Krazy Kat (left), the spaniel (right)
Directed byManny Gould
Ben Harrison
Story byManny Gould
Produced byCharles Mintz
Music byJoe de Nat
Animation byAllen Rose
Color processBlack and white
Distributed byColumbia Pictures
Release date
January 4, 1932
Running time

Piano Mover is a 1932 short animated cartoon released by Columbia Pictures, starring Krazy Kat.[1]


Krazy is driving a truck, delivering a piano to someone. The place of his delivery is an enormously tall condominium. Because the piano could not fit through the small doors, Krazy has no choice but to pass it through a window. To do so, his fellow deliverer lifts the instrument with a crane. While he stands on the elevating load, the feline has to deal with his acrophobia as the targeted window is in one of the high floors. He also has to handle some hostile residents.

Following some trouble going up and down, Krazy finally reaches the window of his recipient. The recipient is none other than Krazy's spaniel girlfriend who pops out of the window. Overjoyed in getting her delivery, the spaniel plays the piano and sings the song That's My Weakness Now. She then dances on the balcony, and Krazy joins her. They are dancing so merrily that they become oblivious to where they are. In this, the spaniel suddenly stumbles off the edge, pulling Krazy with her. The canine girl grabs hold of the piano while her boyfriend hangs onto her legs. When they got themselves on top of the instrument, Krazy and the spaniel attempt to go down safely with it. But their troubles aren't over when a hostile bird bites the rope carrying the piano. The musical keyboard then plummets into the sidewalk along with the couple. On the wreckage, Krazy and the spaniel are dazed but unhurt.
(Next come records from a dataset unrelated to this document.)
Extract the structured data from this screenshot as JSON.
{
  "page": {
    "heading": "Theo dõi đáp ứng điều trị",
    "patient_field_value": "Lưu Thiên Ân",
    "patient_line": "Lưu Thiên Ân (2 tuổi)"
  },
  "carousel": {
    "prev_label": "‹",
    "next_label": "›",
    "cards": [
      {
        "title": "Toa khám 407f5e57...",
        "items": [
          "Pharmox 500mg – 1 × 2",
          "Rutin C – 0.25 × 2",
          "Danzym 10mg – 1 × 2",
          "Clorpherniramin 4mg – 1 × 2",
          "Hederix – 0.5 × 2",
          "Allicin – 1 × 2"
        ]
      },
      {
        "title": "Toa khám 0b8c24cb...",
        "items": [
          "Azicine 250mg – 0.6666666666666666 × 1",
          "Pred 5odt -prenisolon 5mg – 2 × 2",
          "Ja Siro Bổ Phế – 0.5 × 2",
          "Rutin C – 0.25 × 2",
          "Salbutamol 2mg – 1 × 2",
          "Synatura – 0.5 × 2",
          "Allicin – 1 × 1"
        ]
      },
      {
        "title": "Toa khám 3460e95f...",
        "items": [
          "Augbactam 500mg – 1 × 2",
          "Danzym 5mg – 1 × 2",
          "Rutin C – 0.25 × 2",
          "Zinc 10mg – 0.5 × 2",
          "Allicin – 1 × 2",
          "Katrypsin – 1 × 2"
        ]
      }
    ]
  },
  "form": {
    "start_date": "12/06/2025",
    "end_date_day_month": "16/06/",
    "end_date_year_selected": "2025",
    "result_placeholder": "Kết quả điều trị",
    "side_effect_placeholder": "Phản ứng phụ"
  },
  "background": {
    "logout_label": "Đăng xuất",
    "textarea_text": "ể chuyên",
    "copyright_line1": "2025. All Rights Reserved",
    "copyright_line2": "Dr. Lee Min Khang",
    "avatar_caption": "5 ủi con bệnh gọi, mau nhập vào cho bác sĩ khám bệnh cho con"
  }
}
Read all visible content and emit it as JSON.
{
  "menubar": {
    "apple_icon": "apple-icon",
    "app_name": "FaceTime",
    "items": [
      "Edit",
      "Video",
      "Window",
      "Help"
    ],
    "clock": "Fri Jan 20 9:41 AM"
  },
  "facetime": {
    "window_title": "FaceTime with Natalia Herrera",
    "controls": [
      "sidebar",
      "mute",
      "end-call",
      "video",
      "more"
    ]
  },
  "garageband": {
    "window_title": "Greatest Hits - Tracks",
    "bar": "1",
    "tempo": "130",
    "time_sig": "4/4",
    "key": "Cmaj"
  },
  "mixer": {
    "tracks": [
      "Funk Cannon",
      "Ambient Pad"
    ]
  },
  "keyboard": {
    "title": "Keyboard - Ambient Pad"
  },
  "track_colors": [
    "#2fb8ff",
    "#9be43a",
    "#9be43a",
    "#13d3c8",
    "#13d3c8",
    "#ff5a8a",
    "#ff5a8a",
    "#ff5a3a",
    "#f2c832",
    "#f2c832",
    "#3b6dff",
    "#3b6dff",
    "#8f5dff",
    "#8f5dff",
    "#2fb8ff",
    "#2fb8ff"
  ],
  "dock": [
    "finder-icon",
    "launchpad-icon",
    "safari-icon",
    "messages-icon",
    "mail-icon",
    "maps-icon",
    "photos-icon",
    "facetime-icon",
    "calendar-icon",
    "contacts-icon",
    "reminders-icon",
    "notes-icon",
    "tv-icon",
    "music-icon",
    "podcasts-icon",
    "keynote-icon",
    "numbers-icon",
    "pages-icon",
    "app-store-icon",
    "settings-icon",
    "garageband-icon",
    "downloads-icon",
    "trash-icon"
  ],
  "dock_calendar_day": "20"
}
The Krazy Kat shorts from the Columbia era were released for television by Samba Productions and Screen Gems. For home video, they were distributed by Excel Home Movies, Official Films, and Columbia Home Movies. The cartoon Piano Mover is available in the Columbia Cartoon Collection: Volume 2.[2]

See also[edit]


  1. ^ Lenburg, Jeff (1999). The Encyclopedia of Animated Cartoons. Checkmark Books. pp. 97–98. ISBN 0-8160-3831-7. Retrieved June 6, 2020.
  2. ^ "The Columbia Cartoons". the shorts development. Archived from the original on April 23, 2012. Retrieved June 17, 2012.

External links[edit]